Brace for another year of economic malaise.
Economists told some 700 people attending Greater Spokane Incorporated’s regional economic forecast Tuesday morning that this year has been worse than they initially anticipated and that next year holds little promise.
One in four young people are unemployed, house prices fell by more than 7 percent last year, employment growth is flat, and a dysfunctional Congress and a low-on-options Federal Reserve offer little encouragement.
Perhaps most surprising: the average Spokane household has the same purchasing power they did in 1996, said Grant Forsyth, economics professor at Eastern Washington University.
“To recover, people need to regain purchasing power,” he noted after his presentation. That won’t be easy as he forecast a 0.5 percent growth in household income as inflation grows at a faster, albeit anemic, rate.
Here are other numbers that Forsyth said underscored the region’s difficult path to recovery:
- Population growth is less than 1 percent
- Unemployment remains above 9 percent
- Employment growth is 0 percent
- Income growth is less than 1 percent
- Taxable sales, which help fund government services, grew by less than 1 percent
On the job front, Forsyth said Washington state has added 45,000 jobs – but two-thirds of those were in the Puget Sound region.
“That leads me to worry about a lopsided recovery,” he said, “especially in our rural areas.”
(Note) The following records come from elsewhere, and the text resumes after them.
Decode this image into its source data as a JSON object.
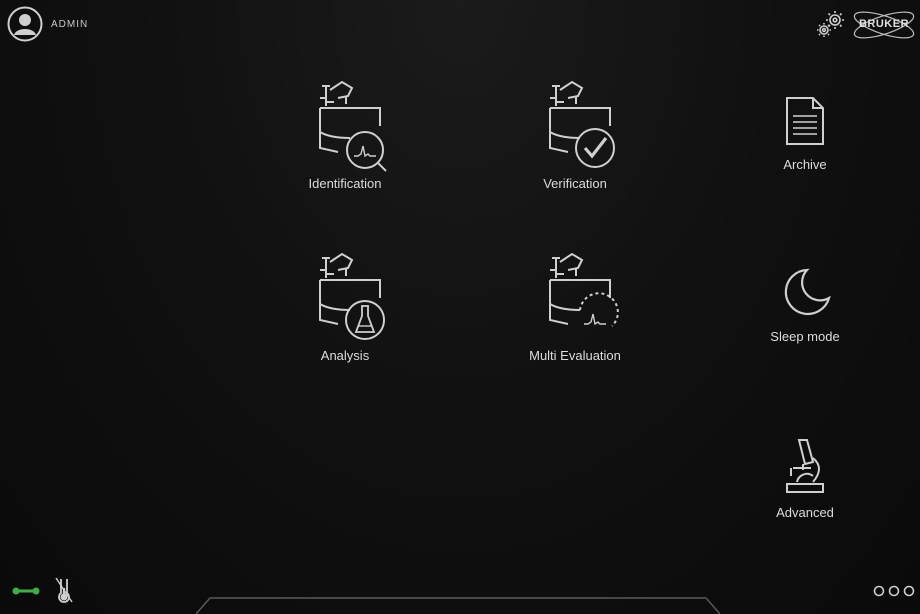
{
  "header": {
    "user": {
      "name": "ADMIN",
      "icon": "user-avatar-icon"
    },
    "settings_icon": "gears-icon",
    "brand": {
      "name": "BRUKER"
    }
  },
  "tiles": [
    {
      "label": "Identification",
      "icon": "instrument-magnifier-spectrum-icon"
    },
    {
      "label": "Verification",
      "icon": "instrument-checkmark-icon"
    },
    {
      "label": "Analysis",
      "icon": "instrument-flask-icon"
    },
    {
      "label": "Multi Evaluation",
      "icon": "instrument-spectrum-loop-icon"
    }
  ],
  "side": [
    {
      "label": "Archive",
      "icon": "document-icon"
    },
    {
      "label": "Sleep mode",
      "icon": "moon-icon"
    },
    {
      "label": "Advanced",
      "icon": "microscope-icon"
    }
  ],
  "status": {
    "connection_color": "#3cb043",
    "connection_icon": "connection-icon",
    "temperature_icon": "thermometer-icon"
  },
  "footer": {
    "more_icon": "more-dots-icon"
  },
  "colors": {
    "background": "#0d0d0d",
    "icon_stroke": "#cfcfcf",
    "accent": "#3cb043"
  }
}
Smaller government, lowered entitlement payments from Social Security and Medicare, and the persistent struggles of logging and mining, leave rural communities vulnerable. He said that per capita, rural areas have more government employees, more retirees dependent on government payments, and fewer job opportunities than cities.